called verbal auditory agnosia or pure word deafness. If only environmental sounds are affected, the person is said to have nonverbal auditory agnosia. Typically, these patients are able to read, write, converse intelligently, and name objects. They can also use prosodic information (e.g., the melody or intonation in a speaker's voice) to identify emotional content and even syntax (e.g., that a person has asked a question rather than having made a statement).

apperceptive agnosia Disturbance of the basic analysis and elaboration of sound energy arriving at the ear and up through sensory pathways.

associative agnosia Loss of the ability to link a stimulus to meaningful associations (meaning).

audiogram A graphical representation of a person's ability to hear sounds of different frequencies.

pure word deafness A form of auditory agnosia in which the disorder is limited to the understanding of spoken language.

Hearing Aids Inside Out

Hearing Aids Inside Out

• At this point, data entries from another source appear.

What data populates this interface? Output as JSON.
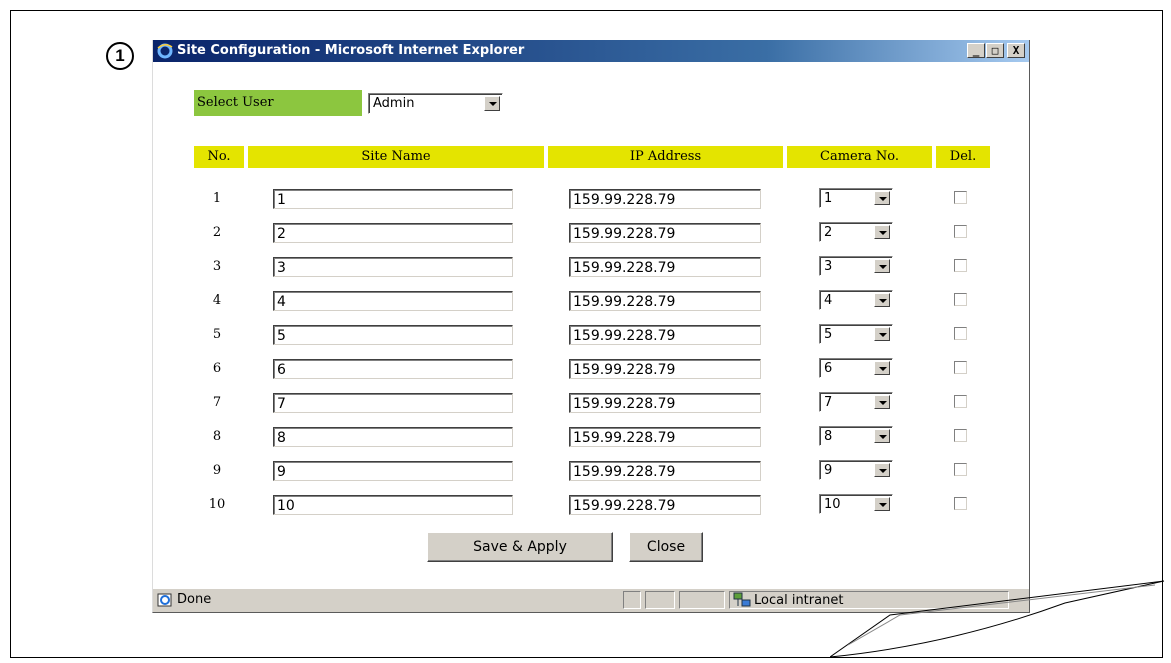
{
  "badge": "1",
  "window": {
    "title": "Site Configuration - Microsoft Internet Explorer",
    "buttons": {
      "minimize": "_",
      "maximize": "□",
      "close": "X"
    }
  },
  "select_user": {
    "label": "Select User",
    "value": "Admin"
  },
  "table": {
    "headers": {
      "no": "No.",
      "site_name": "Site Name",
      "ip": "IP Address",
      "camera": "Camera No.",
      "del": "Del."
    },
    "rows": [
      {
        "no": "1",
        "site_name": "1",
        "ip": "159.99.228.79",
        "camera": "1"
      },
      {
        "no": "2",
        "site_name": "2",
        "ip": "159.99.228.79",
        "camera": "2"
      },
      {
        "no": "3",
        "site_name": "3",
        "ip": "159.99.228.79",
        "camera": "3"
      },
      {
        "no": "4",
        "site_name": "4",
        "ip": "159.99.228.79",
        "camera": "4"
      },
      {
        "no": "5",
        "site_name": "5",
        "ip": "159.99.228.79",
        "camera": "5"
      },
      {
        "no": "6",
        "site_name": "6",
        "ip": "159.99.228.79",
        "camera": "6"
      },
      {
        "no": "7",
        "site_name": "7",
        "ip": "159.99.228.79",
        "camera": "7"
      },
      {
        "no": "8",
        "site_name": "8",
        "ip": "159.99.228.79",
        "camera": "8"
      },
      {
        "no": "9",
        "site_name": "9",
        "ip": "159.99.228.79",
        "camera": "9"
      },
      {
        "no": "10",
        "site_name": "10",
        "ip": "159.99.228.79",
        "camera": "10"
      }
    ]
  },
  "actions": {
    "save": "Save & Apply",
    "close": "Close"
  },
  "status": {
    "left": "Done",
    "zone": "Local intranet"
  },
  "colors": {
    "header": "#e4e400",
    "select_user": "#8cc63f",
    "titlebar": "#0a246a"
  }
}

Have you recently experienced hearing loss? Most probably you need hearing aids, but don't know much about them. To learn everything you need to know about hearing aids, read the eBook, Hearing Aids Inside Out. The book comprises 113 pages of excellent content utterly free of technical jargon, written in simple language, and in a flowing style that can easily be read and understood by all.

Get My Free Ebook

Post a comment